BEIJING - The government has signaled that it will "gradually" levy tax on holding of property.
The tax, which is similar to a property tax in other countries, is expected to increase the cost of holding more than one apartment and help prevent speculation.
The State Council, China's cabinet, has approved guidelines on the systematic reform of the economy submitted by the National Development and Reform Commission, which included the clause "gradually push the reform of tax on holding of properties".
Speculative property holdings have been blamed for soaring home prices, which the government has tried to rein in through a series of measures.
China's key stock index fell 2.4 percent on Monday on concerns the new tax could hurt the real estate sector. The benchmark Shanghai Composite Index ended at 2,592.1 points, making it one of the worst performing in Asia, down 21 percent on the year.
A government source told China Daily that the tax would be levied on State-owned properties, starting with Wuhan, capital of Hubei province, on a trial basis.
Chen Qiwei, a spokesman for the Shanghai municipal government, said on Friday that the city is mulling rules on property tax, in line with the central government's policy. Earlier reports said that Beijing, Shanghai, Chongqing and Shenzhen will be the first cities to pilot property tax collection.
Sabrina Wei, head of research at property consultancy DTZ North China, said the property tax is largely aimed at increasing the fiscal income of local governments, thus reducing their reliability on land sale revenues.

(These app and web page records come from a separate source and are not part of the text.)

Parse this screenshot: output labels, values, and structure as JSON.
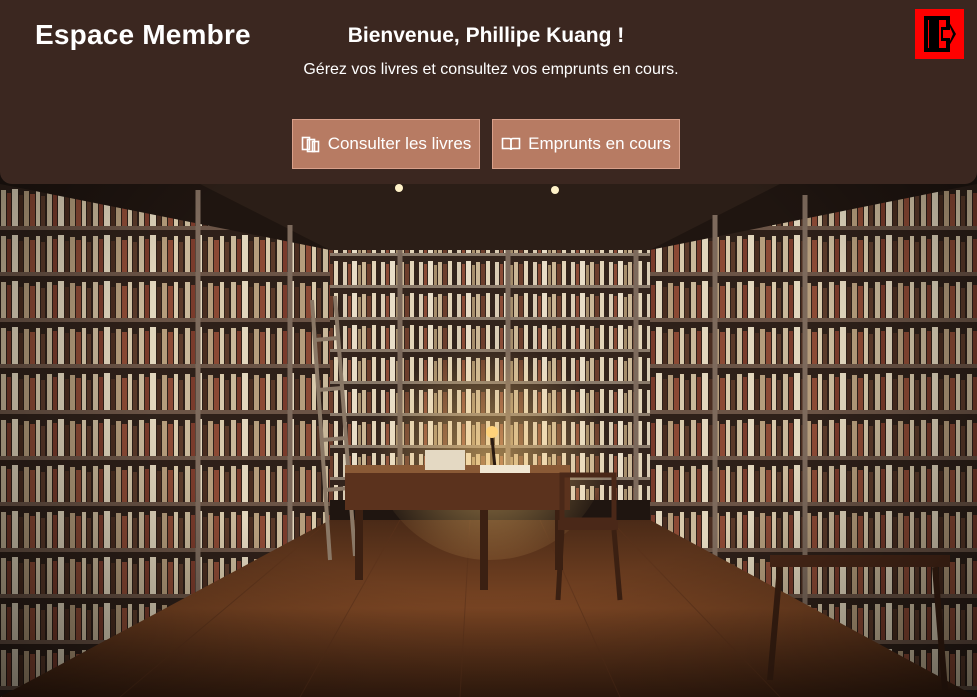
{
  "header": {
    "brand": "Espace Membre",
    "welcome": "Bienvenue, Phillipe Kuang !",
    "subtitle": "Gérez vos livres et consultez vos emprunts en cours.",
    "logout_icon": "door-exit-icon"
  },
  "actions": {
    "books_label": "Consulter les livres",
    "books_icon": "books-icon",
    "loans_label": "Emprunts en cours",
    "loans_icon": "open-book-icon"
  },
  "background": {
    "scene": "library-room-image"
  },
  "colors": {
    "header_bg": "#3b2720",
    "button_bg": "#b77b63",
    "logout_bg": "#ff0000",
    "text": "#ffffff"
  }
}
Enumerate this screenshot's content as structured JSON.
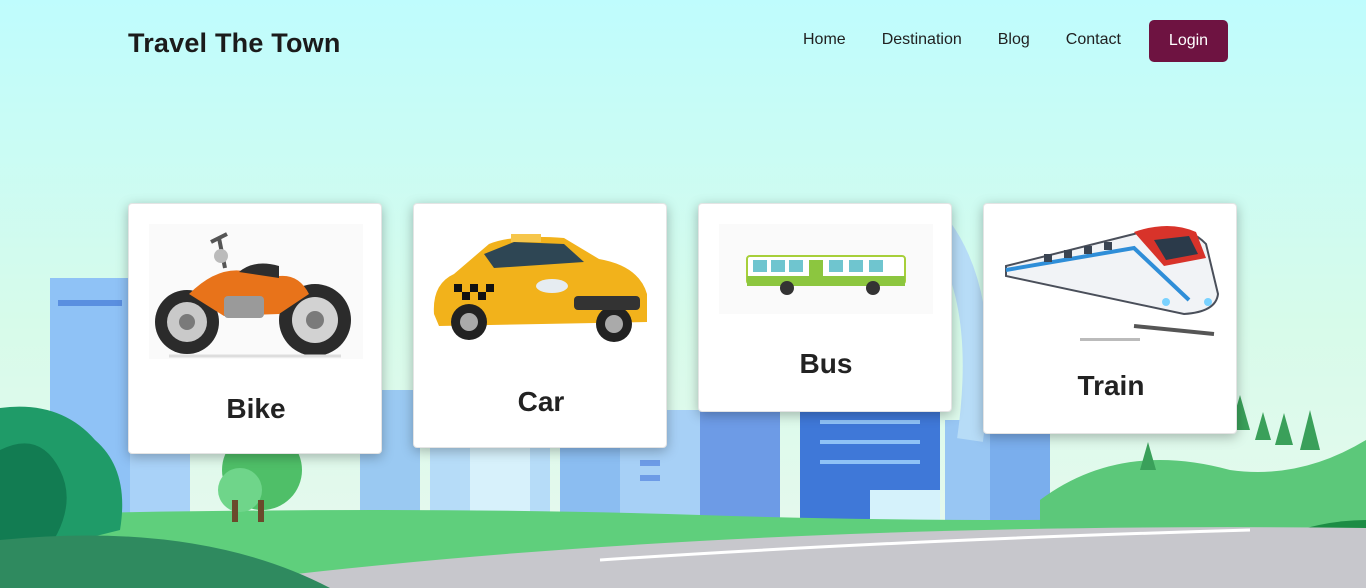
{
  "brand": "Travel The Town",
  "nav": {
    "items": [
      {
        "label": "Home"
      },
      {
        "label": "Destination"
      },
      {
        "label": "Blog"
      },
      {
        "label": "Contact"
      }
    ],
    "login_label": "Login"
  },
  "cards": [
    {
      "title": "Bike",
      "image": "motorcycle-icon"
    },
    {
      "title": "Car",
      "image": "taxi-icon"
    },
    {
      "title": "Bus",
      "image": "bus-icon"
    },
    {
      "title": "Train",
      "image": "train-icon"
    }
  ],
  "colors": {
    "accent": "#6e1341",
    "sky": "#c8fbfb"
  }
}
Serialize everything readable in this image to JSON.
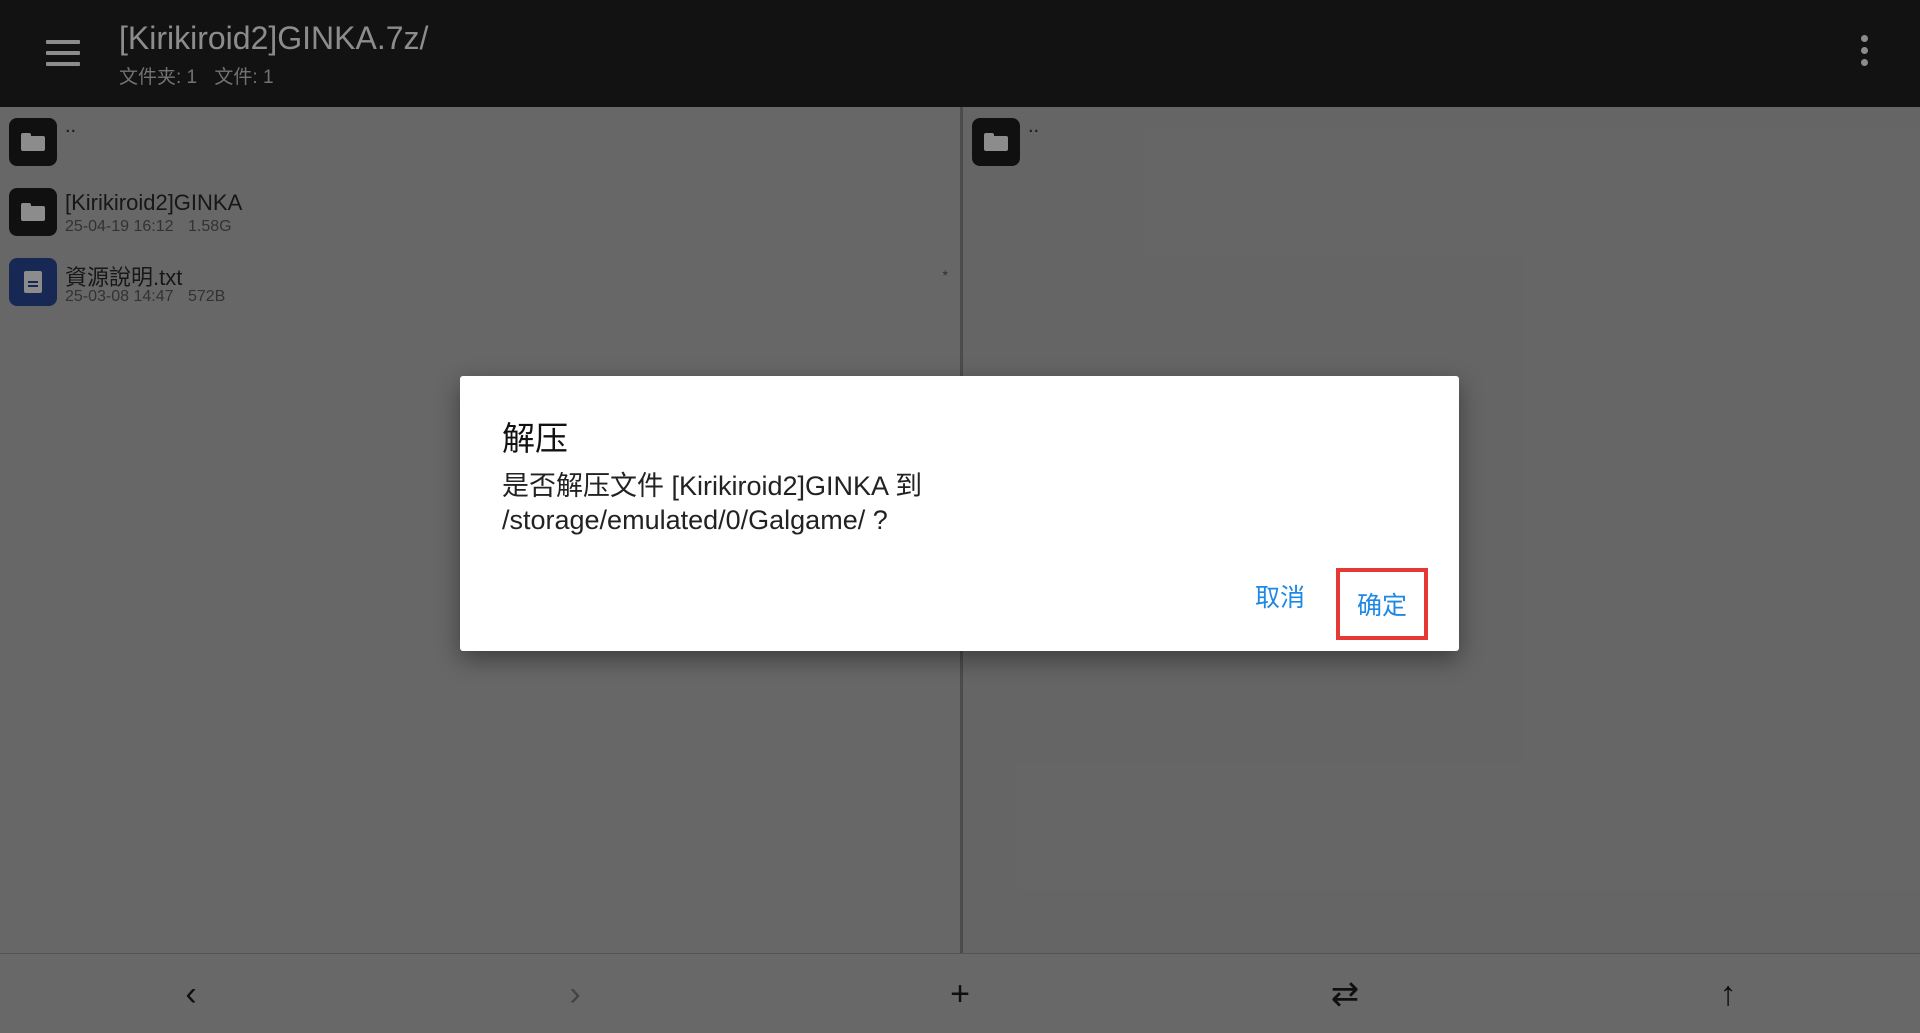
{
  "topbar": {
    "title": "[Kirikiroid2]GINKA.7z/",
    "folders_label": "文件夹: 1",
    "files_label": "文件: 1"
  },
  "left_pane": {
    "parent_label": "..",
    "items": [
      {
        "name": "[Kirikiroid2]GINKA",
        "date": "25-04-19 16:12",
        "size": "1.58G",
        "type": "folder",
        "mark": ""
      },
      {
        "name": "資源說明.txt",
        "date": "25-03-08 14:47",
        "size": "572B",
        "type": "document",
        "mark": "*"
      }
    ]
  },
  "right_pane": {
    "parent_label": ".."
  },
  "dialog": {
    "title": "解压",
    "message_line1": "是否解压文件 [Kirikiroid2]GINKA 到",
    "message_line2": "/storage/emulated/0/Galgame/ ?",
    "cancel_label": "取消",
    "ok_label": "确定"
  },
  "bottombar": {
    "back_icon": "‹",
    "forward_icon": "›",
    "add_icon": "+",
    "swap_icon": "⇄",
    "up_icon": "↑"
  },
  "colors": {
    "accent": "#1e88e5",
    "highlight": "#e53935",
    "topbar": "#212121",
    "doc_icon": "#2b4a9b"
  }
}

Local governments' appetite for selling land at high prices to increase revenues is considered one of the major factors behind surging home prices.
"Though collecting property tax will help restrain property speculation, its real purpose is not to force real estate prices to fall," said Wei.
Nie Meisheng, president of the China Real Estate Chamber of Commerce, said defining the criteria for collecting the tax is "a hard nut to crack" because it needs millions of professional appraisers and a long time to assess the value of properties.
"The central government will probably issue guidelines and leave it to local governments to formulate detailed rules based on their specific markets," said Edmund Ho, managing director of DTZ North China.
However, the status quo may not change any time soon, analysts said.
Liu Shangxi, vice-director of the research institute for fiscal science affiliated to the Ministry of Finance, said differences among the public remain huge, which means the tax would not be levied soon.
The tax may generate 120 billion yuan ($17.6 billion) of revenues annually for governments, according to a report by Australia and New Zealand Banking Group Ltd.
The tax may be 0.8 percent of the market value of properties and be levied on people with multiple homes, beginning with the second home, ANZ economist Liu Ligang wrote in a note distributed on Monday. About 20 percent of China's real estate is owned by people with multiple properties, according to estimates by Liu.
Bloomberg contributed to this story.